Consider a user who has configured a rate lower than the website has asked for, so they're prompted for their consent. If the user declines, a website can know this potentially via monetizationprogress event not being fired. So, next time, it'll ask for a lower value until user is happy (or it can start with a lower value and raise it until the user declines). Now every website does the same to get maximum revenue, leading to either nearly same amount getting paid to each site, or more sites getting blocked by user - both adding to the annoyance for the user. Websites may also start tracking user's "potential to pay" across sessions or different websites. So, this moves control away from the user.

roelfjan profile image

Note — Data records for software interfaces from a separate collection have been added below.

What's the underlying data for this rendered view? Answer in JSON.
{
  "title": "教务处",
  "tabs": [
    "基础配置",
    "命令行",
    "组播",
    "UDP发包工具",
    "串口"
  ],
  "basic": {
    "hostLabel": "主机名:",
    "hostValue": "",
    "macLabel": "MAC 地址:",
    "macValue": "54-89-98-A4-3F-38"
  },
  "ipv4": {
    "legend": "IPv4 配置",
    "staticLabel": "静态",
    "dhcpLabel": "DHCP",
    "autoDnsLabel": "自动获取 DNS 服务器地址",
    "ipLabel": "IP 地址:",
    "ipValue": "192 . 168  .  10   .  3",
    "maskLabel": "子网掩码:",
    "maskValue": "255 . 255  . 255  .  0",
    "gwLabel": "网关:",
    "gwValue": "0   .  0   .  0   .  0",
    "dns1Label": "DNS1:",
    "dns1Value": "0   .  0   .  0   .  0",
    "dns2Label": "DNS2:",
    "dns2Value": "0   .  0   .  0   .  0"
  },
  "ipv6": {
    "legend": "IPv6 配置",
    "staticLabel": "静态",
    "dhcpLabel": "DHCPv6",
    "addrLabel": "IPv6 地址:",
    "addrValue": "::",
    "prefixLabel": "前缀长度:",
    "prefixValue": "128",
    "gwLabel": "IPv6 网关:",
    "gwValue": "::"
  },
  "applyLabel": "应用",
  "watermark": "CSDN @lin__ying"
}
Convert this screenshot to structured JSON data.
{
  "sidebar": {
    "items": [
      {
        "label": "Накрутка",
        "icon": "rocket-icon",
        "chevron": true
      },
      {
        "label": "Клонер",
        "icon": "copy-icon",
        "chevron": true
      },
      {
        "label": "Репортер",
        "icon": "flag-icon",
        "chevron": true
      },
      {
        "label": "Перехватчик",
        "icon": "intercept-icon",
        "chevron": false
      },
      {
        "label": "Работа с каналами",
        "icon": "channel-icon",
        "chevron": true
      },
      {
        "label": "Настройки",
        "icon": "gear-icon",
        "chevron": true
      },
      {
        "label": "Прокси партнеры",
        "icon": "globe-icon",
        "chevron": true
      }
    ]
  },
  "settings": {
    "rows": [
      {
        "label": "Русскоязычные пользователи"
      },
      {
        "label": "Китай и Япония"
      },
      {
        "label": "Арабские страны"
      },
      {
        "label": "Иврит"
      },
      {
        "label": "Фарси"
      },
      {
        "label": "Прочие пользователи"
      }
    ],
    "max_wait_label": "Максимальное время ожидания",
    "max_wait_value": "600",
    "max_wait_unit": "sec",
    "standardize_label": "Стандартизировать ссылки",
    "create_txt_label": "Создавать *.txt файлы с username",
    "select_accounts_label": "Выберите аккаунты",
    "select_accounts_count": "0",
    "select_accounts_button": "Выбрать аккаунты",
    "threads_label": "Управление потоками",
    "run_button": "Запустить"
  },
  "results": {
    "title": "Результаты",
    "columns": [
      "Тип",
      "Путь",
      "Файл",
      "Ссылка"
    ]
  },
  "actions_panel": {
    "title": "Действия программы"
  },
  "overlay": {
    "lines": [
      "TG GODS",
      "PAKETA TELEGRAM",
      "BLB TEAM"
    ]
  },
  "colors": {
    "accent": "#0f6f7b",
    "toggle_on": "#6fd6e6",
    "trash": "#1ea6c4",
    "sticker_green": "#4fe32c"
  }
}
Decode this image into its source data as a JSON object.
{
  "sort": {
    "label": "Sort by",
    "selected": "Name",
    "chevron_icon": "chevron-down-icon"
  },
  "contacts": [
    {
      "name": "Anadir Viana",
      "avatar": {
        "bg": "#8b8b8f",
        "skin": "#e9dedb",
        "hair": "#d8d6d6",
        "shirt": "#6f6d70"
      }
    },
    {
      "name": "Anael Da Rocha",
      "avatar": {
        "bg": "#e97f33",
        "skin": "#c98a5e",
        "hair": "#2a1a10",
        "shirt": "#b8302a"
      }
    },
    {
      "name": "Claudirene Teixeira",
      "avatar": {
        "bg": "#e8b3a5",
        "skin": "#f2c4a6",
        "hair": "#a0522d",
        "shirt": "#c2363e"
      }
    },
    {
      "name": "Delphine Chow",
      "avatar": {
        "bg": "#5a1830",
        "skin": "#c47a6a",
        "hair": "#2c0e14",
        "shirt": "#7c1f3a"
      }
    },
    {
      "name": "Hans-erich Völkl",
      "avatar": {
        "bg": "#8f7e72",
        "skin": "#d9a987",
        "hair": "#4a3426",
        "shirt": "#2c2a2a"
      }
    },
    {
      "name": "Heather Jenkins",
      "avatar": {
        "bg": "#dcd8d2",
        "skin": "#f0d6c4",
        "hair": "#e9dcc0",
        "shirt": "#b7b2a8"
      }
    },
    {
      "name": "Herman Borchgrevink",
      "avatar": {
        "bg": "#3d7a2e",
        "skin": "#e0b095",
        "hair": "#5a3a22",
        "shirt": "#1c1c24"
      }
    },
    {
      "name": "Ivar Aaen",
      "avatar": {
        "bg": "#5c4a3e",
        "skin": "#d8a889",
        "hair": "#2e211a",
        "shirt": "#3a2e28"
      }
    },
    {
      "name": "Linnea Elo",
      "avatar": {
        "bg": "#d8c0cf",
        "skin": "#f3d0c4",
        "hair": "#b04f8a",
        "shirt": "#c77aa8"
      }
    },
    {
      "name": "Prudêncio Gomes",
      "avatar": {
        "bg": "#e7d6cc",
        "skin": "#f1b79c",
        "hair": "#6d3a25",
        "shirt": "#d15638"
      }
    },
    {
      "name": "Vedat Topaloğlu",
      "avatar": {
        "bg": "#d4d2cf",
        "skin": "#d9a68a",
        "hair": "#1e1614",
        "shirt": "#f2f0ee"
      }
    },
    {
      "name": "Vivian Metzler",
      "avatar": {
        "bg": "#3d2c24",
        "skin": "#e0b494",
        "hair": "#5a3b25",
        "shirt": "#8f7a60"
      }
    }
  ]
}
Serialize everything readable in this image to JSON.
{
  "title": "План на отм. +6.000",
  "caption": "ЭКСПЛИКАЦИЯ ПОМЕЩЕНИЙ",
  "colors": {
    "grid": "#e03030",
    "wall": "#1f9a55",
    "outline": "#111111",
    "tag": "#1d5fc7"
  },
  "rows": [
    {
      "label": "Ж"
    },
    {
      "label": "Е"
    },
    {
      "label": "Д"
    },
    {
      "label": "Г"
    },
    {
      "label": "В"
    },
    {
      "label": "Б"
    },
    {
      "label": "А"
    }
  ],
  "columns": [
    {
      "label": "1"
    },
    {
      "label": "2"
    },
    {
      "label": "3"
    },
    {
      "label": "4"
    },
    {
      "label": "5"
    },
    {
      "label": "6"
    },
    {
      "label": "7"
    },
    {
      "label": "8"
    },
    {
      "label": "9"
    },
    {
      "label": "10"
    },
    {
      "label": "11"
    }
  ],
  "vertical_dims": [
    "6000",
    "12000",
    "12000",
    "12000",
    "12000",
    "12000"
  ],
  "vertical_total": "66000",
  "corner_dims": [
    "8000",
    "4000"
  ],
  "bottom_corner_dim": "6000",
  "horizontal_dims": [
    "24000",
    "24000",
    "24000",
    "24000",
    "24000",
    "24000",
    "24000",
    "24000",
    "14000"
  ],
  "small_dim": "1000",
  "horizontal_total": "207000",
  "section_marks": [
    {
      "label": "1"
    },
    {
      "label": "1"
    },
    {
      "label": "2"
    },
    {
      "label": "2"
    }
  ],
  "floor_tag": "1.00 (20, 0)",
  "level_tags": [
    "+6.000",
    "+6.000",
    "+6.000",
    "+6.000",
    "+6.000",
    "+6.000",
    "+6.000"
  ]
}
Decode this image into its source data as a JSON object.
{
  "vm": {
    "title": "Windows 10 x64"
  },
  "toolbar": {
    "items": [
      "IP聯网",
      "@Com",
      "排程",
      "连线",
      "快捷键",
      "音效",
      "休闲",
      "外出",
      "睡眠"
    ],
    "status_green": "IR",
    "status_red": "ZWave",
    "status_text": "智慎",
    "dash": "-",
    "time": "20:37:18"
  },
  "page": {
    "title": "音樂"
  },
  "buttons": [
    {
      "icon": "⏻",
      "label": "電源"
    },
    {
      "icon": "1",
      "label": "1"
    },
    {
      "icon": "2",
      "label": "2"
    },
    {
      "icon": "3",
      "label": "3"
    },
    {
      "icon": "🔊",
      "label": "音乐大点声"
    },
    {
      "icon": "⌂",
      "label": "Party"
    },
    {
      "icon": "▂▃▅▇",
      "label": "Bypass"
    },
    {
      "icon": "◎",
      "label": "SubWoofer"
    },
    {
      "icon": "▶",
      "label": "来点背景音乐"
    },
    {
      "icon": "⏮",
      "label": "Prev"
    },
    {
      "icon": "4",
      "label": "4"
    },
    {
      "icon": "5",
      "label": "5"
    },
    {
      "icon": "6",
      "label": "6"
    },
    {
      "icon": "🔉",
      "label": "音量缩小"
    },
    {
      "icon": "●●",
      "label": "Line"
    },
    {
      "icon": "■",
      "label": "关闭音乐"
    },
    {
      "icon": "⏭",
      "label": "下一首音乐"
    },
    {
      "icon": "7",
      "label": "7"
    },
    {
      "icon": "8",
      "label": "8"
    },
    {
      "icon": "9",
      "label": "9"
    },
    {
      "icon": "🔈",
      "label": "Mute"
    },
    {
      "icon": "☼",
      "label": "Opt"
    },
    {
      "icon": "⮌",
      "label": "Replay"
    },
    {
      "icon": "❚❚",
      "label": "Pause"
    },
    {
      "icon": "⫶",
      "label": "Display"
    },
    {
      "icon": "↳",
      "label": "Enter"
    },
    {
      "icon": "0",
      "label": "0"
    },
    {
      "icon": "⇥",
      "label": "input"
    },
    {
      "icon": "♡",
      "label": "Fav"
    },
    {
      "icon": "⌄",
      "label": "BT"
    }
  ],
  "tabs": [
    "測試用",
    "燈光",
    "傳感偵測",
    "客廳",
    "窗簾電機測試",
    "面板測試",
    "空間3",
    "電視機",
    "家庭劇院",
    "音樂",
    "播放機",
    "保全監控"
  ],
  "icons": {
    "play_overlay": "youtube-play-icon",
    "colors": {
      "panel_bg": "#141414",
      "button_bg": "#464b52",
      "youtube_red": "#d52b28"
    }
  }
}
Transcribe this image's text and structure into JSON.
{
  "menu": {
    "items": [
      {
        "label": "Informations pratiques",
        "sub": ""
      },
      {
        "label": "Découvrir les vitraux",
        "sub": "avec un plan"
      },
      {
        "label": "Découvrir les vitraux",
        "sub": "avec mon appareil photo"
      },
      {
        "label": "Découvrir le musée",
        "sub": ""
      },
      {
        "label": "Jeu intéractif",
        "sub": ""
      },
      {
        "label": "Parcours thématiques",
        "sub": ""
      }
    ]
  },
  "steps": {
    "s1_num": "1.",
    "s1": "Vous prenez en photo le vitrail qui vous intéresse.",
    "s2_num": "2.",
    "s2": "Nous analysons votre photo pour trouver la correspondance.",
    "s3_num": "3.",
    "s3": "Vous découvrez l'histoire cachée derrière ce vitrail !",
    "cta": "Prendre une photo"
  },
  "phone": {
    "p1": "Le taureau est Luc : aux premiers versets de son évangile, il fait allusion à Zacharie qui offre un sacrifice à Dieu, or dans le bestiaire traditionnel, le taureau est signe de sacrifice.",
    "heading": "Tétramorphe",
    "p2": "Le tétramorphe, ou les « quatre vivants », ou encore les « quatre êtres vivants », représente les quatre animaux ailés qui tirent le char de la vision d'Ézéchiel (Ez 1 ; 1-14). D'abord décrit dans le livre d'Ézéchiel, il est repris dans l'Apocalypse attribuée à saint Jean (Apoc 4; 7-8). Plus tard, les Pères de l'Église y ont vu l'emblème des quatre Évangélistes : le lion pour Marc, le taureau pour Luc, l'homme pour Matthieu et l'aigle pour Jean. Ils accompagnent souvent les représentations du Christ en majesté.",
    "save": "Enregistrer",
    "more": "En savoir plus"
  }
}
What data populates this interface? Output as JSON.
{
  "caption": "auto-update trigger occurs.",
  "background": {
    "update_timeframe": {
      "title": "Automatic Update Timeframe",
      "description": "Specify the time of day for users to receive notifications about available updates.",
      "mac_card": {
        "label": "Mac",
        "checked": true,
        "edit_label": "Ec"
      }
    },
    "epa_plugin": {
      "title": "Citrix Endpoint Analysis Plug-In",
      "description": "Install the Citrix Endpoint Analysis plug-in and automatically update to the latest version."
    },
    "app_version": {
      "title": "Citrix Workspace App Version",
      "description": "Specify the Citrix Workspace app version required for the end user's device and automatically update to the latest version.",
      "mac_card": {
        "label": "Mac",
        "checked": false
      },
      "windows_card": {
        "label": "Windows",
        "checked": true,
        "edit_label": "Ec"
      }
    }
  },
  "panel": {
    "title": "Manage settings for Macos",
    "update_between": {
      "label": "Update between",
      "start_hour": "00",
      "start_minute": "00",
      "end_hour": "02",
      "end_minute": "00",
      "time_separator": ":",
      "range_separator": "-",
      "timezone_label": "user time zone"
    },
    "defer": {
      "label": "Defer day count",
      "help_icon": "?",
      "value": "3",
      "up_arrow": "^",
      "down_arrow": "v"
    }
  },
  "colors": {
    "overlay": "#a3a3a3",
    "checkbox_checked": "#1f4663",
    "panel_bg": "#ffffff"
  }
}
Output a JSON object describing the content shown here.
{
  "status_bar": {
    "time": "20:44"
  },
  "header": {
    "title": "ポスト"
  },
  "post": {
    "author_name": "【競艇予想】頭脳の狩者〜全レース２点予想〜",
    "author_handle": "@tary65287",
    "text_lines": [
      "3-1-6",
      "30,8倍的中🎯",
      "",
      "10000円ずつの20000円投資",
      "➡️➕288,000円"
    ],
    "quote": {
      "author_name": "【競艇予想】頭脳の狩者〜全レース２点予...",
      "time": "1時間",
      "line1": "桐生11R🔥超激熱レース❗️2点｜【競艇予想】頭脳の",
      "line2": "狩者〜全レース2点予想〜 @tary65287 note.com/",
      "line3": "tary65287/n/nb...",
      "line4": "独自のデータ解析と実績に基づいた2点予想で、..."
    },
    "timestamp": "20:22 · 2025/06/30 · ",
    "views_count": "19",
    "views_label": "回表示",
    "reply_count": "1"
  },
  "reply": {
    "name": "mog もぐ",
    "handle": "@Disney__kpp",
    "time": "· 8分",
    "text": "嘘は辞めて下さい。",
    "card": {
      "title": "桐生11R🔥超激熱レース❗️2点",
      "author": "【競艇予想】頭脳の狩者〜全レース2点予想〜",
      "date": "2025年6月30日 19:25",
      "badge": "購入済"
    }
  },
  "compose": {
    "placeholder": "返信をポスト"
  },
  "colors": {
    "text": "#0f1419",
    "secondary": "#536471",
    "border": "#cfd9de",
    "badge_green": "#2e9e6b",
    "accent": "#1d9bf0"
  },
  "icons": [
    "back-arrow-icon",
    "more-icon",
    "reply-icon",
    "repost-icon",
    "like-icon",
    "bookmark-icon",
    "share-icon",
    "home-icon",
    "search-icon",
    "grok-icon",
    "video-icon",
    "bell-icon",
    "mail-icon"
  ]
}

Thanks for your feedback! That's clear, I didn't think of that. Although finding the correct price is also how it works in the offline world when you buy a newspaper for example. But on the internet there are more tools off course to find a price.
What I like in you answer that this is all about what's good for the user, but I miss something from the point of view of the content creator.

What I read in the GitHub thread is something that the provider should fix this. I'm really curious about how this can work, because I don't see it at the moment. And if then the problems we see, stated in the paragraph 'The problem of a fixed payment stream rate', can be fixed with it.

Thread Thread
sid profile image
Sid Vishnoi

IMO, it looks like price negotiation is not something websites should do, so we need other ways to satisfy needs of content creators. Some alternatives/workarounds we've have considered about non-fixed payment stream rate:

  • Allow user to give one-time tip to websites (the websites won't probably ask this via some API, but through some in-content message, leaving the decisions to users).
  • Browsers would allow user to configure weights for each site (pay this site more/less).
  • Based on various inputs like visit count, visit duration etc., providers/WM agents can also adjust payment rates.

Personally, I see WM as an alternative to ads, and not subscriptions. Websites don't ask users to click an ad N times to reach an acceptable amount of money, so I think its fair that websites don't set a rate for WM. Though, the idea of consent-less micropayments needs more exploration.

Thread Thread
roelfjan profile image

Yeah, it's a challenge to find the correct solution (if there is a solution anyway)...

I really like the consent-less idea behind WM. That's what we tried to keep in our suggestion.

One-time tipping is already possible via other ways, although it probably could be improved to make the bar lower. I'm curious if this would work for a content creator to have a sort of stable revenue.

I think the challenge with setting weight/rate by user/provider is, that they don't know the costs for a content creator. For example the costs for a 'simple' blogpost compared to the results of an extensive investigation might look the same in terms of length, visitors, etc.. but an extensive investigation might cost 10 times more to create. If the content creator wants to continue making those investigations, it should earn enough.

I could see WM as an alternative to some subscriptions, I'm then thinking about newsarticles. I find it very frustrating that I can't read/buy a single article. I'm not going to take a subscription on all newspapers... An alternative might be to have a wallet in your browser, so it could be very easy to pay the content creator. But then you have a consent back again...

What I don't know is what websites nowadays earn via ads and if WM is actually in terms of the current payment rate an alternative to ads.

I'll keep thinking about this.. if any idea pops up I'll share it

sid profile image
Sid Vishnoi

Also came across a relevant discussion:

Specifying rate #32

Should there be support for specifying a rate? Some sites may want more than 1e-9 (edit: arbitrary illustrative figure, not what providers currently pay) USD a second for their content.